I searched with interest (I am sorry, on the Net I know) and found brilliant insights on the ensemble’s individuals. Ahsan Ali, Pritam Ghoshal and Sumangala Damodaran have very few impish equivalents in India, nor does the South African crew, although their YouTube clips are rather scarce;  so Cesaire need not turn in his grave. But Ari Sitas floored me when he said, don’t look at Cesaire in what we did. Look at #Rhodes Must Fall and Cesaire’s wife: Souzanne Roussi, we reconstructed her lost play- Aurore de la Liberte! I did…if he was not joking it could be the story of a Calibana!

They did cut out a lot of the plot- no fancy daughters and sons in law, just hints at weddings and progeny, no European angst about a lost city in Italy and so on. The narrative is stripped down to its musical essentials- yaman, bairav, maskandi, choral and jazz.

Whilst Calibana and Ariela make much of the compositions tonality, the rest around them are keen on the disconcerting edge: not only where Indian ragas meet South African sound but where spontaneous and improvisatory noise is be made into art.
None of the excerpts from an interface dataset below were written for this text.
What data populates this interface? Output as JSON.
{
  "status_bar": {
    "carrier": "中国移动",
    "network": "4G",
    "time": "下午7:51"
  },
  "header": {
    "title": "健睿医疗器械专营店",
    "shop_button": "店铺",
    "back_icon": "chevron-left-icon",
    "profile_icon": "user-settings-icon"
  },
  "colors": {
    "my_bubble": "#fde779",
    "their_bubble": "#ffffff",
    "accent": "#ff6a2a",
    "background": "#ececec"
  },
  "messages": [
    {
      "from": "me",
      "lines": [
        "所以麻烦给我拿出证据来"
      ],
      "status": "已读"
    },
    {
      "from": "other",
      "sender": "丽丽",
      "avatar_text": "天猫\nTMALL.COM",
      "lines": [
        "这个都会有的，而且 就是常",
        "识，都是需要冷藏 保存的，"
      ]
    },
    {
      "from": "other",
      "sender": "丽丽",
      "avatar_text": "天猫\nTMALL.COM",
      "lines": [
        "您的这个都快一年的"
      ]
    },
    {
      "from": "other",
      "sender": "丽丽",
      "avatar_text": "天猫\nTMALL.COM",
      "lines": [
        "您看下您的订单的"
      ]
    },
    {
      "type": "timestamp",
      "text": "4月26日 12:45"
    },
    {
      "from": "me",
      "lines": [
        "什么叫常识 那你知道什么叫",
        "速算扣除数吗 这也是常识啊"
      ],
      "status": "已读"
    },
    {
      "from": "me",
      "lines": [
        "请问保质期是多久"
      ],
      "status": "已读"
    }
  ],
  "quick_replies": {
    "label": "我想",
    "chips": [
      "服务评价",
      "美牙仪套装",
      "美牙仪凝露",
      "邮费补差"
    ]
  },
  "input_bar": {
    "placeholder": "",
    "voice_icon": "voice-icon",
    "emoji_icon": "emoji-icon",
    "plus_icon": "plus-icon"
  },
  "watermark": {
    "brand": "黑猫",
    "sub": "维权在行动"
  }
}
They do like artful noise but you can dance to it.

What can I say, the world  needs Clevers Mr Zuma!!! These Clevers make you want to cry and think.

  • Ensemble:

Ahsan Ali (sarangi) Brydon Bolton (double bass) Sumangala Damodaran (vocals), Sazi Dlamini (guitar, flutes, mbira, bows), Pritam Ghoshal (sarod), Reza Khota (guitar), Kazi Mnukhwana (vocals, bows)  Michael Nixon (weena) ,Paki Peleole (drums), Tina Schouw (vocals, guitar) Ari Sitas (voice) Mbali Vilakazi (Vocals).